In narrating the story of her journey into a PhD…
PP_MariaMy journey into a PhD started with the thesis of my Masters at UoM. When my thesis project was in the planning stage I met Dr Sigfredo Fuentes, who mentioned the biometric technology he was implementing in humans and this gave me the idea of trying it out during my project, which was performed on a dairy farm. During this project, I discovered that I enjoyed research, and that I would see myself as a researcher in the future. With this, the idea of a PhD came to my mind. After this project successfully showed possible applications in cattle, Dr Sigfredo Fuentes and Ellen Jongman gave me the opportunity of continuing my research as a PhD student. Later, Robyn Warner and Frank Dunshea came on board with a MLA project that was interested on using this non-invasive methods to assess physiological responses to stress in beef cattle. As such, I hope to be able to contribute with this research.

On how her background played a role in influencing her pathway choice…
My background has totally influenced my pathway. Since I decided to go for the veterinarian degree, I knew I wanted to have a future career related to animals. In addition, during my Masters, I confirmed this “joy” for researching areas related to animal wellbeing and animal production.

On whether her motivations have evolved since taking on her PhD…
My motivation at the beginning was basically to be involved in research and keep learning about animals and animal production. Upon starting my second year of PhD, my motivation has evolved and become clearer.

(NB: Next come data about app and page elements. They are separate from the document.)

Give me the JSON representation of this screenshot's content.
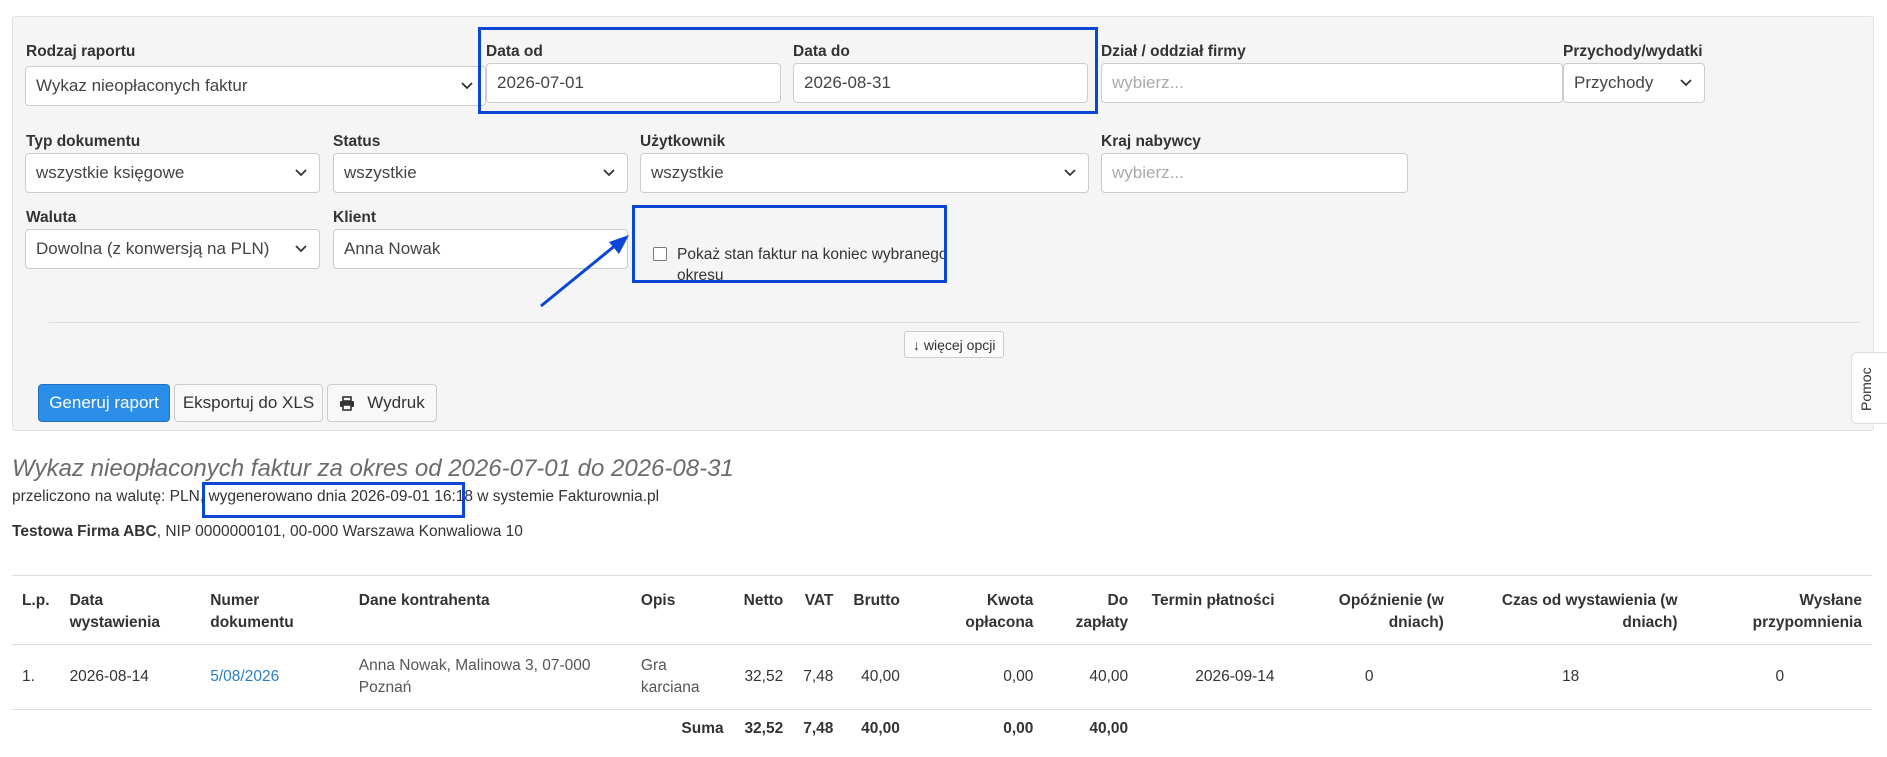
{
  "filters": {
    "report_type": {
      "label": "Rodzaj raportu",
      "value": "Wykaz nieopłaconych faktur"
    },
    "date_from": {
      "label": "Data od",
      "value": "2026-07-01"
    },
    "date_to": {
      "label": "Data do",
      "value": "2026-08-31"
    },
    "department": {
      "label": "Dział / oddział firmy",
      "placeholder": "wybierz..."
    },
    "income_expense": {
      "label": "Przychody/wydatki",
      "value": "Przychody"
    },
    "doc_type": {
      "label": "Typ dokumentu",
      "value": "wszystkie księgowe"
    },
    "status": {
      "label": "Status",
      "value": "wszystkie"
    },
    "user": {
      "label": "Użytkownik",
      "value": "wszystkie"
    },
    "buyer_country": {
      "label": "Kraj nabywcy",
      "placeholder": "wybierz..."
    },
    "currency": {
      "label": "Waluta",
      "value": "Dowolna (z konwersją na PLN)"
    },
    "client": {
      "label": "Klient",
      "value": "Anna Nowak"
    },
    "end_state_checkbox": {
      "label": "Pokaż stan faktur na koniec wybranego okresu",
      "checked": false
    }
  },
  "more_options": "↓ więcej opcji",
  "buttons": {
    "generate": "Generuj raport",
    "export": "Eksportuj do XLS",
    "print": "Wydruk"
  },
  "help_tab": "Pomoc",
  "report": {
    "title": "Wykaz nieopłaconych faktur za okres od 2026-07-01 do 2026-08-31",
    "sub_prefix": "przeliczono na walutę: PLN, ",
    "sub_generated": "wygenerowano dnia 2026-09-01 16:18",
    "sub_suffix": " w systemie Fakturownia.pl",
    "company_name": "Testowa Firma ABC",
    "company_rest": ", NIP 0000000101, 00-000 Warszawa Konwaliowa 10"
  },
  "table": {
    "headers": [
      "L.p.",
      "Data wystawienia",
      "Numer dokumentu",
      "Dane kontrahenta",
      "Opis",
      "Netto",
      "VAT",
      "Brutto",
      "Kwota opłacona",
      "Do zapłaty",
      "Termin płatności",
      "Opóźnienie (w dniach)",
      "Czas od wystawienia (w dniach)",
      "Wysłane przypomnienia"
    ],
    "rows": [
      {
        "lp": "1.",
        "date": "2026-08-14",
        "number": "5/08/2026",
        "contractor": "Anna Nowak, Malinowa 3, 07-000 Poznań",
        "desc": "Gra karciana",
        "net": "32,52",
        "vat": "7,48",
        "gross": "40,00",
        "paid": "0,00",
        "due": "40,00",
        "term": "2026-09-14",
        "delay": "0",
        "age": "18",
        "reminders": "0"
      }
    ],
    "sum": {
      "label": "Suma",
      "net": "32,52",
      "vat": "7,48",
      "gross": "40,00",
      "paid": "0,00",
      "due": "40,00"
    }
  },
  "colors": {
    "highlight": "#0a47d6",
    "primary": "#2a8ee8",
    "link": "#2a7ec2"
  }
}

My motivation is still related to increase my knowledge in these areas, but now it also involves the idea of being able to contribute with innovative techniques that could improve animal management. 

And the real-world applications of her research….
I really hope the findings of this research can help introduce non-invasive technologies that will be useful tools for farmers and animal producers.

Maria is aiming to conclude her PhD in her 3rd year.
Connect with her via LinkedIn and email.

And stay tune for our final instalment next week on what “maketh” a PhD candidate!